Exercise prompt: Could you return each line of the material that has "content" in it?
* * * *
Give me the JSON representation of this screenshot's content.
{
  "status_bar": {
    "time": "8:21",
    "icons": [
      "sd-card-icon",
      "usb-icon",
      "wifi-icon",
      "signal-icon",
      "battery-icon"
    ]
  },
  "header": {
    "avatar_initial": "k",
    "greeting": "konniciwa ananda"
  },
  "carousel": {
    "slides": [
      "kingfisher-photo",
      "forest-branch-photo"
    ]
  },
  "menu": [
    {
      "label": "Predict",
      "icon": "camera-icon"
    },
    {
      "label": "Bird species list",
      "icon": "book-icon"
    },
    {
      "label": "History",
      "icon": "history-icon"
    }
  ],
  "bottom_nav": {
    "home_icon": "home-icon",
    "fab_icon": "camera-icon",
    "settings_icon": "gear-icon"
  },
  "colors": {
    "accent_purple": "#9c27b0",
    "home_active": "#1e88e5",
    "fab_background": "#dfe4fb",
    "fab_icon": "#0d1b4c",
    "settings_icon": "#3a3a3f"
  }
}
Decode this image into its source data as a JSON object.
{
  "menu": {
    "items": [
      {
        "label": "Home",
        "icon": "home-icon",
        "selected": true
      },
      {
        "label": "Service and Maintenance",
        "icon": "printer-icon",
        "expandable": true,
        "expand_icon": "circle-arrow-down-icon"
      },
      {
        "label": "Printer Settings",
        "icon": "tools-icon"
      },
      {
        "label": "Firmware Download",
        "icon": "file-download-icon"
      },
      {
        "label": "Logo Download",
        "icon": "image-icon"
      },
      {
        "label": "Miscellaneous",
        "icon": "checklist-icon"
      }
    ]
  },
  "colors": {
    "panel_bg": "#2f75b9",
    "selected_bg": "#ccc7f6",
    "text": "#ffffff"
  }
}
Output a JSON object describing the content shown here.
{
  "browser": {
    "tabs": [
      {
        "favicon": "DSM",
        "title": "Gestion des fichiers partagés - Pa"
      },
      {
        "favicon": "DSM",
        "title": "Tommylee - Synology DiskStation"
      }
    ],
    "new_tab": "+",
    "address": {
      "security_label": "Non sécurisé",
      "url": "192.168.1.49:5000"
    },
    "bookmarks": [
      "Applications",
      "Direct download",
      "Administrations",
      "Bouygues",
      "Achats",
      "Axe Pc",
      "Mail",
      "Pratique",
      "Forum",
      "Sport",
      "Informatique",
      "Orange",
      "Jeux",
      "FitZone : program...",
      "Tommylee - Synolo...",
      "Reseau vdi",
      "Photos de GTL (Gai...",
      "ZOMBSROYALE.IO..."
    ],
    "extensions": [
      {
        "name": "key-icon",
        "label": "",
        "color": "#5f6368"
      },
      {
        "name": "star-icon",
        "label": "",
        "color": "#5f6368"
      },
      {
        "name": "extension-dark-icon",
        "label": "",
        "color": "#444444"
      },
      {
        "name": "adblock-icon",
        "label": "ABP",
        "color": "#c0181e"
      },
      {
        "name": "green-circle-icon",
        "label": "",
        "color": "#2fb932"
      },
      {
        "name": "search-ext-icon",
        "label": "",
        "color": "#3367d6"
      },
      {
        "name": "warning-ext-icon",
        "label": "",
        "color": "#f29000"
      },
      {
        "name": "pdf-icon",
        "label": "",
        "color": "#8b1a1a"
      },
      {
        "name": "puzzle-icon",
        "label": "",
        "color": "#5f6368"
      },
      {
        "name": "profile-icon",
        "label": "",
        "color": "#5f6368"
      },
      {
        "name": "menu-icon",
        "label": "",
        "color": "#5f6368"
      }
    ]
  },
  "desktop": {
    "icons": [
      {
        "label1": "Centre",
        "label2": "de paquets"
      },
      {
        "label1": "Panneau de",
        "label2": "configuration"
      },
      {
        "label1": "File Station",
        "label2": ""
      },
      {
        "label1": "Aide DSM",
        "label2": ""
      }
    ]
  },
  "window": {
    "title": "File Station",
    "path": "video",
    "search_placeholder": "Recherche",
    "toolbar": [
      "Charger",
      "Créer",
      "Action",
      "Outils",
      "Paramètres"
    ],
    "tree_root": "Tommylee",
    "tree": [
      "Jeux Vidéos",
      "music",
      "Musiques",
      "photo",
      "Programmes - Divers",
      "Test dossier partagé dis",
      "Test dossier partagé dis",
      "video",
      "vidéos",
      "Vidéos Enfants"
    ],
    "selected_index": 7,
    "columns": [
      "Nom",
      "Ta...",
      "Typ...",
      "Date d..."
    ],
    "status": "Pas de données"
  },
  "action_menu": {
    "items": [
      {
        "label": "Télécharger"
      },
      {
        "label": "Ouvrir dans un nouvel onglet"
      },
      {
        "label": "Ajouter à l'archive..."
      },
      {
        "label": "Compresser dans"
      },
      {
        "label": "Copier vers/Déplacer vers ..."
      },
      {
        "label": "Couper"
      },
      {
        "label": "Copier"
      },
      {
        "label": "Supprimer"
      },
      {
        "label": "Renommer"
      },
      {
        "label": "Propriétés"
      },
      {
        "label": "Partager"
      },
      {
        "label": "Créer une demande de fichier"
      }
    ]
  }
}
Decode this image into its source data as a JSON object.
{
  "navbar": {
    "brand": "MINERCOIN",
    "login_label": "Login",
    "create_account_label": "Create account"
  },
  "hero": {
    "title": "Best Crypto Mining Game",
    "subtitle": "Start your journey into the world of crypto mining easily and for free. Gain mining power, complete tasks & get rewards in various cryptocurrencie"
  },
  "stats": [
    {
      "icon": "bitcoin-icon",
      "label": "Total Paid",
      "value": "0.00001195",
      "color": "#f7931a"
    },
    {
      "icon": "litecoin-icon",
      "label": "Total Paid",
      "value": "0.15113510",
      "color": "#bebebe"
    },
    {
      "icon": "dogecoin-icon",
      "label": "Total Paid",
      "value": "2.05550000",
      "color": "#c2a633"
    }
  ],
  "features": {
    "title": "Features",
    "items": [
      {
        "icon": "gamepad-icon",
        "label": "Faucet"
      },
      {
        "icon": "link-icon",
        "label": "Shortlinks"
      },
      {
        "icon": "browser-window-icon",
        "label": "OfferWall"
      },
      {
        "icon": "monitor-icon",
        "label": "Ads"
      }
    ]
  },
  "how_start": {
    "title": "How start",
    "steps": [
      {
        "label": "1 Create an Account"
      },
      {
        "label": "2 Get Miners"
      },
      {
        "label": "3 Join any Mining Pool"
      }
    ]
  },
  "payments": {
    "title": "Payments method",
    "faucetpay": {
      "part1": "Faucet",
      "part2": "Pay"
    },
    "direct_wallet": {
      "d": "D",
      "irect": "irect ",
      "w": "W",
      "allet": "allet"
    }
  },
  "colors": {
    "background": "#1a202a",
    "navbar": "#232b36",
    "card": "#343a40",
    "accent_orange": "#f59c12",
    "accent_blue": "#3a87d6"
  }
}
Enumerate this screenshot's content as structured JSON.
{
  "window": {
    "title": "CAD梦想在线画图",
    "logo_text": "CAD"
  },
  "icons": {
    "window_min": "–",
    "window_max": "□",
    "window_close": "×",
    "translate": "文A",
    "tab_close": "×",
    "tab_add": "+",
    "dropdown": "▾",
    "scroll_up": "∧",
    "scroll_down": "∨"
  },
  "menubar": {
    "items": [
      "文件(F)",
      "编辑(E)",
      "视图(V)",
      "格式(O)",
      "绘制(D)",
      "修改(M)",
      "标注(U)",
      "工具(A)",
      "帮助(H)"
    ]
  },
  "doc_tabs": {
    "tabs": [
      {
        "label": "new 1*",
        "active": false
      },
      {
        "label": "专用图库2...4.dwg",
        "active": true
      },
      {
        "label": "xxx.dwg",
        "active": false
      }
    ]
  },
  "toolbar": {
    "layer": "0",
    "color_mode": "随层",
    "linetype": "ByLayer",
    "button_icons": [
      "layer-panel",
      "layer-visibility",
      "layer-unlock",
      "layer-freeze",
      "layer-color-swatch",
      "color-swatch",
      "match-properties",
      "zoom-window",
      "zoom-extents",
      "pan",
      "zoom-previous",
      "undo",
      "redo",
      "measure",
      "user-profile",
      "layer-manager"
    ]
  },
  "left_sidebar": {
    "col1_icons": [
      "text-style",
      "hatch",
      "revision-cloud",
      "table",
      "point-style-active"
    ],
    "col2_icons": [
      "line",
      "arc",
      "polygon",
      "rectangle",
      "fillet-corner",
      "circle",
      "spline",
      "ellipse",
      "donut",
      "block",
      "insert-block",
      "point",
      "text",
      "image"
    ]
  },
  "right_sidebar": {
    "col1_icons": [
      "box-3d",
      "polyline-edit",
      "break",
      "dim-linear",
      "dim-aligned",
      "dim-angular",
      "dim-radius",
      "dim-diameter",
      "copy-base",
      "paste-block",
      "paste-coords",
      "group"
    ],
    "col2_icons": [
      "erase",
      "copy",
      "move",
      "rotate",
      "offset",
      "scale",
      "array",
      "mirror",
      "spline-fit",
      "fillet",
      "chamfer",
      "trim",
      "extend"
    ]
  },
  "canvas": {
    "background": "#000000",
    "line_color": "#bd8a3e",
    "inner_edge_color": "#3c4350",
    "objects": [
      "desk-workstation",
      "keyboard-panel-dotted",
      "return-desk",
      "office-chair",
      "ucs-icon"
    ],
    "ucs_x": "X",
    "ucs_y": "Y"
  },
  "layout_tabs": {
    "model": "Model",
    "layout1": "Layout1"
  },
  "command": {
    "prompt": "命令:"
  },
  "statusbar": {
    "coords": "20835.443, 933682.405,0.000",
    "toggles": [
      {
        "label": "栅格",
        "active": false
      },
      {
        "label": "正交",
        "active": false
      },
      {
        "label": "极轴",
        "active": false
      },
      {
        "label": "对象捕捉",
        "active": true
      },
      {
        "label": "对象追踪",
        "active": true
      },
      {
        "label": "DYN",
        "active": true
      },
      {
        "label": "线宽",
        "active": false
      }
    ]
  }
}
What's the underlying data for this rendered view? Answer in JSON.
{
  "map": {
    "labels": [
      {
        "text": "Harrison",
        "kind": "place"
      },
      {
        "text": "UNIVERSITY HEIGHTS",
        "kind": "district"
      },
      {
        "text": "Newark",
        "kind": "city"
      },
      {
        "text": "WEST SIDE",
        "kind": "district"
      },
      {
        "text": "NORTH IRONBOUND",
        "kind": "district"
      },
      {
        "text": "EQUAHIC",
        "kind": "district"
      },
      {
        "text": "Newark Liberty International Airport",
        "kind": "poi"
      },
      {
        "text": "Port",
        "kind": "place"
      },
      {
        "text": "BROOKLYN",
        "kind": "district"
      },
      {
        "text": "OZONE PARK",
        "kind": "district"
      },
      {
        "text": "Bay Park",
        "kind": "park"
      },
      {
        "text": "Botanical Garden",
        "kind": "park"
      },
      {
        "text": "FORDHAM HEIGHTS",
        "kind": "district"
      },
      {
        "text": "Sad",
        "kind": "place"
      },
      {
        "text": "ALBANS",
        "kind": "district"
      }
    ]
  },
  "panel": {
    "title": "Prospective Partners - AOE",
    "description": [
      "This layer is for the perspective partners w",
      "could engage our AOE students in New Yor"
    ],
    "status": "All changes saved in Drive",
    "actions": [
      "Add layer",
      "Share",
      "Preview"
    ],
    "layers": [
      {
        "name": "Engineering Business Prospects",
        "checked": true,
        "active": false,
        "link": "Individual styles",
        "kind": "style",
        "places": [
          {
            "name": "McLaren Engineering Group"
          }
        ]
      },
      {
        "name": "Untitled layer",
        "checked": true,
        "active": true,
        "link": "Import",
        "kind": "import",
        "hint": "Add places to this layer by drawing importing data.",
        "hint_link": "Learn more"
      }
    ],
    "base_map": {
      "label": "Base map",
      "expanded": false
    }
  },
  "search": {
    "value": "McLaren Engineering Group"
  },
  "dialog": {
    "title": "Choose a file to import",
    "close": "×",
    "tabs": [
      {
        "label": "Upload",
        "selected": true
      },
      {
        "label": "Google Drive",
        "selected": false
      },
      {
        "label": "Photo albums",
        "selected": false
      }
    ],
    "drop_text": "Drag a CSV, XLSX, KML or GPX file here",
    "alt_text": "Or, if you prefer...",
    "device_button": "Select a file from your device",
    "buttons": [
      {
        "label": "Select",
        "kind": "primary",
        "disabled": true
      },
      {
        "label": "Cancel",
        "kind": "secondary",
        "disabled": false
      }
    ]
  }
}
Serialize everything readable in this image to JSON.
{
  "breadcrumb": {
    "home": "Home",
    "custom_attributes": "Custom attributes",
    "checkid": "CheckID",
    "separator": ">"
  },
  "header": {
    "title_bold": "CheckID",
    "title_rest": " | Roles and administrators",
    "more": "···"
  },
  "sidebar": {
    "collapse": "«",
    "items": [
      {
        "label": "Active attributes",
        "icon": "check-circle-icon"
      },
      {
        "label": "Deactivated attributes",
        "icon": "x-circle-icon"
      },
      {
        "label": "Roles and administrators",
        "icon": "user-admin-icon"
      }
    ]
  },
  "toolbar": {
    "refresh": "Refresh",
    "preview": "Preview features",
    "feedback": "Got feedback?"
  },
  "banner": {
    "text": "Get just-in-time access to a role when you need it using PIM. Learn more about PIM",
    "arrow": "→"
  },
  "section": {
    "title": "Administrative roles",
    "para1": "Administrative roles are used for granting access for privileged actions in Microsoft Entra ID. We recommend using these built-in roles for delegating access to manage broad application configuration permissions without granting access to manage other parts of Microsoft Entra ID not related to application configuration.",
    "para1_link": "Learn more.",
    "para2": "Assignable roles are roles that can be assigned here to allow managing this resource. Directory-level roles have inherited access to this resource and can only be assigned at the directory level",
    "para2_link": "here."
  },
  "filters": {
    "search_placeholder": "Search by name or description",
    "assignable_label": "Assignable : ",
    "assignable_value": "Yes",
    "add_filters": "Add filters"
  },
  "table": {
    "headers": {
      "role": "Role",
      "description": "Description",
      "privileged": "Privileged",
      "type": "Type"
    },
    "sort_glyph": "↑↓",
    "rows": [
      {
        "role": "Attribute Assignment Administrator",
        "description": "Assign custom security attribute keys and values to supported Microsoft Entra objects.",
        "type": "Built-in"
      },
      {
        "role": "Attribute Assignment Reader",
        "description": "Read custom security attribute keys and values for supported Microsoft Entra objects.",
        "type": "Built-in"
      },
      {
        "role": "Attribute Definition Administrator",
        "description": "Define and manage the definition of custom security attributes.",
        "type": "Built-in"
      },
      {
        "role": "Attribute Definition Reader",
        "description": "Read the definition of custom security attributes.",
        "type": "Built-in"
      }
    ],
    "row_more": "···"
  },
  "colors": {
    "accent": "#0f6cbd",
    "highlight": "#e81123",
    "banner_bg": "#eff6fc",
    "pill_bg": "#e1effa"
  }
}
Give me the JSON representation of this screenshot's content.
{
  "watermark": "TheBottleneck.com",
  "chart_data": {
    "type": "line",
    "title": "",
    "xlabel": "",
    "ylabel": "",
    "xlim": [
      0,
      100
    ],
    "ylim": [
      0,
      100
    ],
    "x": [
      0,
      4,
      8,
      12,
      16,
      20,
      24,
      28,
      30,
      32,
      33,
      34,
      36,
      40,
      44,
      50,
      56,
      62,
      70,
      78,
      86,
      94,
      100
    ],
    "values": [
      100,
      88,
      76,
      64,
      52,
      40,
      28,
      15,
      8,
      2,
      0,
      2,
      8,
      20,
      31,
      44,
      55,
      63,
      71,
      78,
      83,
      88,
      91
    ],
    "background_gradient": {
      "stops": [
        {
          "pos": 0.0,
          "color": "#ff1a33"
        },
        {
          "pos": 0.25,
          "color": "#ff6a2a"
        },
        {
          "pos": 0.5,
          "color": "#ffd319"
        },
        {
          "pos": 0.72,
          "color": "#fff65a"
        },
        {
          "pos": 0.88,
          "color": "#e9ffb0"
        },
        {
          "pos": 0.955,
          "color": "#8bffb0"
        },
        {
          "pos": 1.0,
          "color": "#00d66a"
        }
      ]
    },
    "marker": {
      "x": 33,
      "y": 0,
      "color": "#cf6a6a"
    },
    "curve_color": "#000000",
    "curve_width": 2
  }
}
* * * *
Your solution:
Give me the JSON representation of this screenshot's content.
Output a JSON object describing the content shown here.
Enumerate this screenshot's content as structured JSON.
Give me the JSON representation of this screenshot's content.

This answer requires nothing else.